- The student will receive credit for the work or the work is required for graduation.
- The student must prepare a report of his/her experience and submit it to a faculty supervisor.
- The employer has received a letter or some other form of written documentation from the school stating that it sponsors or approves the internship and that the internship is educationally relevant.
- Learning objectives are clearly identified.
- The student does not perform work that other employees perform.
- The student is in a shadowing/learning mode.
- The employer provides an opportunity for the student to learn a skill, process, or other business function or to learn how to operate equipment.
- There is educational value to the work performed, i.e. is it related to the courses the student is taking in school.
- The student is supervised by a staff member.

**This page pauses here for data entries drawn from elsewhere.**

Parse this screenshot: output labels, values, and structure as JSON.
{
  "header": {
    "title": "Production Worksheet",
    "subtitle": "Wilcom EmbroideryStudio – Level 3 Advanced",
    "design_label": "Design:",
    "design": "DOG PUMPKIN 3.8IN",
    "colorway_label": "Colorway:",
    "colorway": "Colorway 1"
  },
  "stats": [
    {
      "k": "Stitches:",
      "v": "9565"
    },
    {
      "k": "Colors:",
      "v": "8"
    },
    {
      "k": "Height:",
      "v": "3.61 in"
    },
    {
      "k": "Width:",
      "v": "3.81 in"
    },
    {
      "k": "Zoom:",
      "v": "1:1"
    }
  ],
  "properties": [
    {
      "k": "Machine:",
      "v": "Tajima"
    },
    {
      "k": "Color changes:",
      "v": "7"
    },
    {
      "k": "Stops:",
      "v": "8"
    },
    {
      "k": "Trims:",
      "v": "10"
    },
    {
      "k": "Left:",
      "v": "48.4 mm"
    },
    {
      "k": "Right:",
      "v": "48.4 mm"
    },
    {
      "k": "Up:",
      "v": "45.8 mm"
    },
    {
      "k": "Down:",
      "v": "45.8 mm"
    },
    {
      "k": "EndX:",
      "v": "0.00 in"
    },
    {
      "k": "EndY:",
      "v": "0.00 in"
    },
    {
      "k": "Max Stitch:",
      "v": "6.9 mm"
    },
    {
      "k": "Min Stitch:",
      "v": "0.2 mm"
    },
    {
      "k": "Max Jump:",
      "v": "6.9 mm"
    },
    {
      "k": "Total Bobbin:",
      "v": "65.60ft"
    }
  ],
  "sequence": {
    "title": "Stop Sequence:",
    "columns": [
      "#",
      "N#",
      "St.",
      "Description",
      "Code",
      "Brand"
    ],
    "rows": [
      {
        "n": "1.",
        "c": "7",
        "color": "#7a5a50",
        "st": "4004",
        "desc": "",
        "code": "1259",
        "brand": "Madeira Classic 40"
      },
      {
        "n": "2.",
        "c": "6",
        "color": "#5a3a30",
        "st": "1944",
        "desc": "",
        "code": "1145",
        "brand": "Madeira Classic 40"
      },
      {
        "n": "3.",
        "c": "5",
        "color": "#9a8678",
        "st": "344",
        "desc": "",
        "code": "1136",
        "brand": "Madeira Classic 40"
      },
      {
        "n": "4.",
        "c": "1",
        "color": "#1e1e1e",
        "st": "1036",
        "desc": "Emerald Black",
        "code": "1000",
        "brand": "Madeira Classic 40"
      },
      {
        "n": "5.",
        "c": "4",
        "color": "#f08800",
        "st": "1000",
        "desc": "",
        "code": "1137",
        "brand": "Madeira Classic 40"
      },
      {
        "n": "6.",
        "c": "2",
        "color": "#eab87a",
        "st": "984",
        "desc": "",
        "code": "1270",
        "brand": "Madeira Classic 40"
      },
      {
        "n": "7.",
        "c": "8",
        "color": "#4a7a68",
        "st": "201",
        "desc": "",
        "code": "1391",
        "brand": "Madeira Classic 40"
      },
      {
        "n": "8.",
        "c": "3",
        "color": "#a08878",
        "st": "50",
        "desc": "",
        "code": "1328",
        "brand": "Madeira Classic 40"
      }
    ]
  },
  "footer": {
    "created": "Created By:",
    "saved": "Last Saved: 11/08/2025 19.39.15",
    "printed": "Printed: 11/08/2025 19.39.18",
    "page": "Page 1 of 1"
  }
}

- The student does not provide benefit to the employer more than 50 percent of the time.
- The employer did not guarantee a job to the student upon completion of the training or completion of schooling.
- SUPERVISING THE INTERN
- The intern is expected to keep his or her own record of duty hours, journal, etc.
- A periodic check of work assignments as to their feasibility and worth should be adequate. Your written comments will be helpful and provide the student with reference points to continue to check his or her progress.
- Compliments on work meriting praise are encouraged. By the same token, early attention to areas needing correction or improvement will help the student avoid more costly mistakes.
- As the intern increases his or her skill and confidence, and as your organizational requirements permit, increasingly professional responsibilities may be assigned.
- Toward the conclusion of the internship experience a smooth transition of responsibilities which the intern has carried will need to be delegated to other staff.
- You will be asked to complete a mid-term and a final evaluation outlining the intern’s work performance. Once the evaluations are received by the college the student’s Faculty Advisor will contact you. This discussion would be a time to bring up any personal problem areas which cannot be openly discussed with the intern. You can print a copy of the evaluation forms here: Mid-term Evaluation (pdf) and Final Evaluation (pdf).
- Unsatisfactory performances by the intern should be identified as early as possible in the intern experience. The Faculty Advisor should be apprised of unsatisfactory work.
- If there are any problems you should contact the intern’s Faculty Advisor. If you do not know the name of the intern’s faculty advisor please contact firstname.lastname@example.org call 570-674-6409 for that information.